“That’s not where you want to be, it’s alarming,” he said today in an interview from Davos, Switzerland, where he is attending the World Economic Forum. “Do I personally believe gold will break through $1,000? It’s not a question of if, it’s a question of how soon.”

The strong demand is being mirrored among professional investors whose funds are buying gold and shares of the companies that produce it. That helped the metal to its eighth straight annual gain last year and has driven a rally in gold stocks in recent months. Gold miners including Newmont Mining Corp. and Yamana Gold Inc. are taking advantage of the trend to raise cash, with new equity worth more than $2 billion sold since November.

Barrick Gold rose C$3.16, or 7.2 percent, to C$47.14 at 4:26 p.m. in Toronto Stock Exchange trading. The shares climbed 7 percent last year, outperforming a 29 percent decline in the 16-company Philadelphia Gold & Silver Index.

‘Counterweight’ to Currencies

Gold is a “the obvious counterweight” to currencies, Munk said. The metal has reached record levels in Indian rupees and Russian rubles, among others, as investors outside the U.S. demonstrate a greater affinity to buy the metal as a hedge against currency declines, he said.

“Americans were brought up to believe in the dollar, with some justification, and it is the Germans and Russians and Indians that never trusted their currency,” Munk said. “Today, it’s a situation where people also have concerns about the dollar paper currency.”

Gold futures jumped to a record $1,033.90 an ounce in New York on March 17 as the dollar slid toward a record low against the euro and bank losses increased. Some investors buy the precious metal as a hedge against inflation and a haven from financial turmoil.

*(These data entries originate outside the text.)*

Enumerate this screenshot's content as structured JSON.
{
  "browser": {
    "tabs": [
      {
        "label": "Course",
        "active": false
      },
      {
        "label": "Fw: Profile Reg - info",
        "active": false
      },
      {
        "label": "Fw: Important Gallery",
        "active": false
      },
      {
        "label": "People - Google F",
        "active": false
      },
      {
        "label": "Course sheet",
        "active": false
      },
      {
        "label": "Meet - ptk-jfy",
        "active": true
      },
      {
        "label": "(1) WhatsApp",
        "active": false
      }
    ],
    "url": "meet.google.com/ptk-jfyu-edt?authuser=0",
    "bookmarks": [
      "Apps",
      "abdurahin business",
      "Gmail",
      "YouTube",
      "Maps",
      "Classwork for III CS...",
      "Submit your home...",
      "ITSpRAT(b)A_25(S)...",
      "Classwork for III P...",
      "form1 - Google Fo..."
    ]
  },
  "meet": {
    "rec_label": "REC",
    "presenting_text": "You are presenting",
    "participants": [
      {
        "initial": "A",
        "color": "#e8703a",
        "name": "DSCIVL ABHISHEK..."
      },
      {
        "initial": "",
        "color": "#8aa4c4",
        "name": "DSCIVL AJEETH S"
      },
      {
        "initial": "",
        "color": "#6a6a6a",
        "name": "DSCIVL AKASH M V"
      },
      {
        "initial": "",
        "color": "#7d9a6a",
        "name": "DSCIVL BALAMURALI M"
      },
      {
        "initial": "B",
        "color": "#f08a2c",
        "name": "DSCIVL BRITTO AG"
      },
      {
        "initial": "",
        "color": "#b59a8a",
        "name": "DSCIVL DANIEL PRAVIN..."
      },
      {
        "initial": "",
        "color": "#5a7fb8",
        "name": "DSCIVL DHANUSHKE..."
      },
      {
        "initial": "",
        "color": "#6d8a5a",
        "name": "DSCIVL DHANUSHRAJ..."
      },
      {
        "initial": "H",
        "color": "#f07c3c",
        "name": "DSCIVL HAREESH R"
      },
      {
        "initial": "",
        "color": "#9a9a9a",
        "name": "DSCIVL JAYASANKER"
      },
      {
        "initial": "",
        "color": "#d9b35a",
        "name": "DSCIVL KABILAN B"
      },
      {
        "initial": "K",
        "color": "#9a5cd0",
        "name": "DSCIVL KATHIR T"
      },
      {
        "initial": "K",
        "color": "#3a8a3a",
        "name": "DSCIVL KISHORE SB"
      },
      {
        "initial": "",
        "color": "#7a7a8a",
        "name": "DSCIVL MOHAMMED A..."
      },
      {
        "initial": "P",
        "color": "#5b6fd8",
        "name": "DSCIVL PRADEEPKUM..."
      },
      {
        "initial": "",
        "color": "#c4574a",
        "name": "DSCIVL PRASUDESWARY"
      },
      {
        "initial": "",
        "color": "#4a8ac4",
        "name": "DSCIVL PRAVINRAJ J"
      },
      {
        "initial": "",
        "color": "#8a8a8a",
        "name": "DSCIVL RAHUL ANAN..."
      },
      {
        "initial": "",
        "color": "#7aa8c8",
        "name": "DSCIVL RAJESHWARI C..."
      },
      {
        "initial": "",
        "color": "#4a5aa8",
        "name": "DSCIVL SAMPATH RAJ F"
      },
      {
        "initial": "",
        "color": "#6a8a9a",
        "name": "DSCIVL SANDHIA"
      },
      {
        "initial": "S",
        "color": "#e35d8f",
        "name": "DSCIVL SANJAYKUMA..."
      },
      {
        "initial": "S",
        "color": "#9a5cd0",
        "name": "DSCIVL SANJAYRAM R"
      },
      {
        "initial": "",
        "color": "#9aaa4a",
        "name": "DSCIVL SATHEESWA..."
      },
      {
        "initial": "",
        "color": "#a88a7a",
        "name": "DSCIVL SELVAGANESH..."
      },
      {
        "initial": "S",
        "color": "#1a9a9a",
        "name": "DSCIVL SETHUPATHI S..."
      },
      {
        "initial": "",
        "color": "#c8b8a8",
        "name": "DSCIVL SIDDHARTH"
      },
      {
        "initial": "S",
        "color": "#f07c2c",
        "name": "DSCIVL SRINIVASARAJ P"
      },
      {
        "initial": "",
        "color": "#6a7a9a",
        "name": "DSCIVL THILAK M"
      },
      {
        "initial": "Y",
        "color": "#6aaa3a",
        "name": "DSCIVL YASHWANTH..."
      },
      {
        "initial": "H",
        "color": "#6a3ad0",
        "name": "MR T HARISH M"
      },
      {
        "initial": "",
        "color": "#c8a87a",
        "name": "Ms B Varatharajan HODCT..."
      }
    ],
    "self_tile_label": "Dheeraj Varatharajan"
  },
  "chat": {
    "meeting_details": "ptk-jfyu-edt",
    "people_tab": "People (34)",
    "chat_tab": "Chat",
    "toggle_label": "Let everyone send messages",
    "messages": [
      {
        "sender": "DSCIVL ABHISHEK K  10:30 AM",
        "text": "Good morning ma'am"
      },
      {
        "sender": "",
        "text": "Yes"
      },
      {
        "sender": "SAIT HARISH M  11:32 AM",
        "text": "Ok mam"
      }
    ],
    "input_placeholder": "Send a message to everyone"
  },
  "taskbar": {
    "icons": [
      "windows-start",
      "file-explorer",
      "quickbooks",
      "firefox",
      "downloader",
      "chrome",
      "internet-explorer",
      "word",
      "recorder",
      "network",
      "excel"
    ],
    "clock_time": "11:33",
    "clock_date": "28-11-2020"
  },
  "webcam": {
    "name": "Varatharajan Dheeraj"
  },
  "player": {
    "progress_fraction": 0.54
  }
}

Greenlight Buying up Gold Mining Stocks

Greenlight Capital Inc., the $5.1 billion hedge fund based in New York, said earlier in the month it was buying gold and gold- mining stocks for the first time ever as a hedge against the Federal Reserve’s attempts to revive the U.S. economy by devaluing the dollar.

“Our guess is that if the chairman of the Fed is determined to debase the currency, he will succeed,” Greenlight said in a Jan. 20 letter to clients. “Our instinct is that gold will do well either way: deflation will lead to further steps to debase the currency, while inflation speaks for itself.”

Eight years of gains for the metal is the longest winning stretch of the 19 commodities tracked by the Reuters/Jefferies CRB Index.

Gold futures for April delivery rose $16.50, or 1.9 percent, to $906.50 an ounce today on the New York Mercantile Exchange.

As mentioned, it's a matter of if when gold rises above $1,000 an ounce this year as Barrick Gold Corp. Chairman Peter Munk asserts. The fall of the U.S. dollar will contribute to this as well.

1 comment:

j.hunt said...

The public perception gold is definitely changing. People are really starting to wake up to the fact that the Dollar (or pound or euro or whatever) is depreciating. Gold as an instrument of last resort, free from counterparty risk and tangible. Is gaining more traction day by day. Sites such as are showing increased preimums on the physical bullion items on ebay. Which is one of the best barometers of "public" interest in bullion.